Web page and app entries
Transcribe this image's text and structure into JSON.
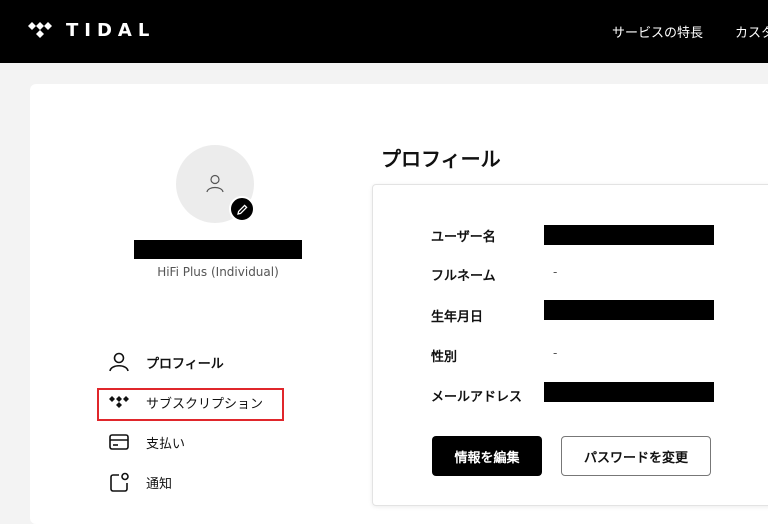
{
  "header": {
    "brand": "TIDAL",
    "nav": [
      "サービスの特長",
      "カスタ"
    ]
  },
  "profile_card": {
    "plan": "HiFi Plus (Individual)"
  },
  "menu": [
    {
      "label": "プロフィール",
      "icon": "user-icon"
    },
    {
      "label": "サブスクリプション",
      "icon": "tidal-logo-icon"
    },
    {
      "label": "支払い",
      "icon": "credit-card-icon"
    },
    {
      "label": "通知",
      "icon": "notification-icon"
    }
  ],
  "main": {
    "title": "プロフィール",
    "fields": [
      {
        "label": "ユーザー名",
        "value": ""
      },
      {
        "label": "フルネーム",
        "value": "-"
      },
      {
        "label": "生年月日",
        "value": ""
      },
      {
        "label": "性別",
        "value": "-"
      },
      {
        "label": "メールアドレス",
        "value": ""
      }
    ],
    "buttons": {
      "edit": "情報を編集",
      "change_password": "パスワードを変更"
    }
  },
  "colors": {
    "topbar": "#000000",
    "highlight": "#e0262b",
    "background": "#f3f3f3"
  }
}
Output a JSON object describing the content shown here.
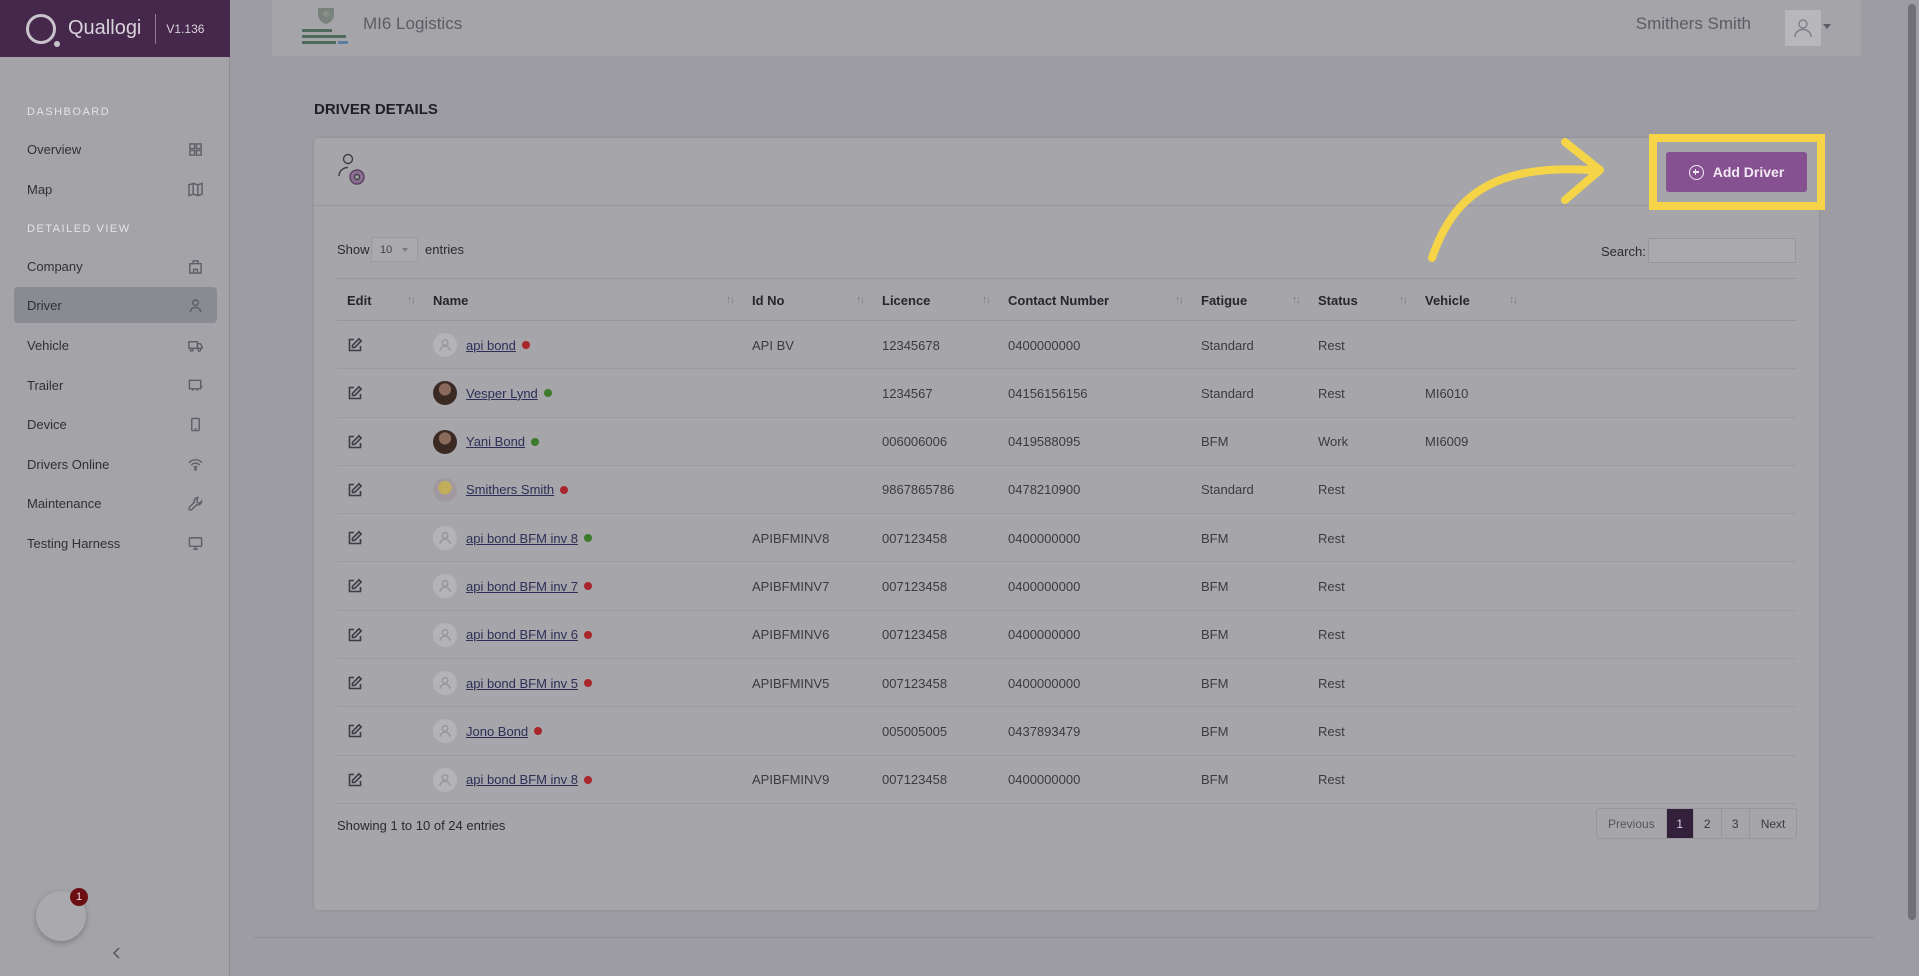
{
  "brand": {
    "name": "Quallogi",
    "version": "V1.136"
  },
  "sidebar": {
    "sections": [
      {
        "label": "DASHBOARD"
      },
      {
        "label": "DETAILED VIEW"
      }
    ],
    "items": [
      {
        "label": "Overview",
        "icon": "grid-icon"
      },
      {
        "label": "Map",
        "icon": "map-icon"
      },
      {
        "label": "Company",
        "icon": "building-icon"
      },
      {
        "label": "Driver",
        "icon": "user-icon",
        "active": true
      },
      {
        "label": "Vehicle",
        "icon": "truck-icon"
      },
      {
        "label": "Trailer",
        "icon": "trailer-icon"
      },
      {
        "label": "Device",
        "icon": "phone-icon"
      },
      {
        "label": "Drivers Online",
        "icon": "wifi-icon"
      },
      {
        "label": "Maintenance",
        "icon": "wrench-icon"
      },
      {
        "label": "Testing Harness",
        "icon": "monitor-icon"
      }
    ],
    "help_badge": "1"
  },
  "topbar": {
    "company": "MI6 Logistics",
    "user": "Smithers Smith"
  },
  "page": {
    "title": "DRIVER DETAILS"
  },
  "actions": {
    "add_driver": "Add Driver"
  },
  "table_controls": {
    "show": "Show",
    "entries_value": "10",
    "entries": "entries",
    "search": "Search:"
  },
  "table": {
    "headers": [
      "Edit",
      "Name",
      "Id No",
      "Licence",
      "Contact Number",
      "Fatigue",
      "Status",
      "Vehicle"
    ],
    "rows": [
      {
        "name": "api bond",
        "online": false,
        "avatar": "placeholder",
        "id_no": "API BV",
        "licence": "12345678",
        "contact": "0400000000",
        "fatigue": "Standard",
        "status": "Rest",
        "vehicle": ""
      },
      {
        "name": "Vesper Lynd",
        "online": true,
        "avatar": "photo",
        "id_no": "",
        "licence": "1234567",
        "contact": "04156156156",
        "fatigue": "Standard",
        "status": "Rest",
        "vehicle": "MI6010"
      },
      {
        "name": "Yani Bond",
        "online": true,
        "avatar": "photo",
        "id_no": "",
        "licence": "006006006",
        "contact": "0419588095",
        "fatigue": "BFM",
        "status": "Work",
        "vehicle": "MI6009"
      },
      {
        "name": "Smithers Smith",
        "online": false,
        "avatar": "minion",
        "id_no": "",
        "licence": "9867865786",
        "contact": "0478210900",
        "fatigue": "Standard",
        "status": "Rest",
        "vehicle": ""
      },
      {
        "name": "api bond BFM inv 8",
        "online": true,
        "avatar": "placeholder",
        "id_no": "APIBFMINV8",
        "licence": "007123458",
        "contact": "0400000000",
        "fatigue": "BFM",
        "status": "Rest",
        "vehicle": ""
      },
      {
        "name": "api bond BFM inv 7",
        "online": false,
        "avatar": "placeholder",
        "id_no": "APIBFMINV7",
        "licence": "007123458",
        "contact": "0400000000",
        "fatigue": "BFM",
        "status": "Rest",
        "vehicle": ""
      },
      {
        "name": "api bond BFM inv 6",
        "online": false,
        "avatar": "placeholder",
        "id_no": "APIBFMINV6",
        "licence": "007123458",
        "contact": "0400000000",
        "fatigue": "BFM",
        "status": "Rest",
        "vehicle": ""
      },
      {
        "name": "api bond BFM inv 5",
        "online": false,
        "avatar": "placeholder",
        "id_no": "APIBFMINV5",
        "licence": "007123458",
        "contact": "0400000000",
        "fatigue": "BFM",
        "status": "Rest",
        "vehicle": ""
      },
      {
        "name": "Jono Bond",
        "online": false,
        "avatar": "placeholder",
        "id_no": "",
        "licence": "005005005",
        "contact": "0437893479",
        "fatigue": "BFM",
        "status": "Rest",
        "vehicle": ""
      },
      {
        "name": "api bond BFM inv 8",
        "online": false,
        "avatar": "placeholder",
        "id_no": "APIBFMINV9",
        "licence": "007123458",
        "contact": "0400000000",
        "fatigue": "BFM",
        "status": "Rest",
        "vehicle": ""
      }
    ]
  },
  "footer": {
    "showing": "Showing 1 to 10 of 24 entries"
  },
  "pagination": {
    "previous": "Previous",
    "pages": [
      "1",
      "2",
      "3"
    ],
    "next": "Next",
    "active": "1"
  },
  "colors": {
    "brand": "#46284d",
    "button": "#855191",
    "highlight": "#f5d547",
    "online": "#3d7a2a",
    "offline": "#a8262c"
  }
}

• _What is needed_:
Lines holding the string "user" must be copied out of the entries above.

• _Response box_:
      "icon": "user-icon"
        "icon": "user-icon",
    "user": "Smithers Smith"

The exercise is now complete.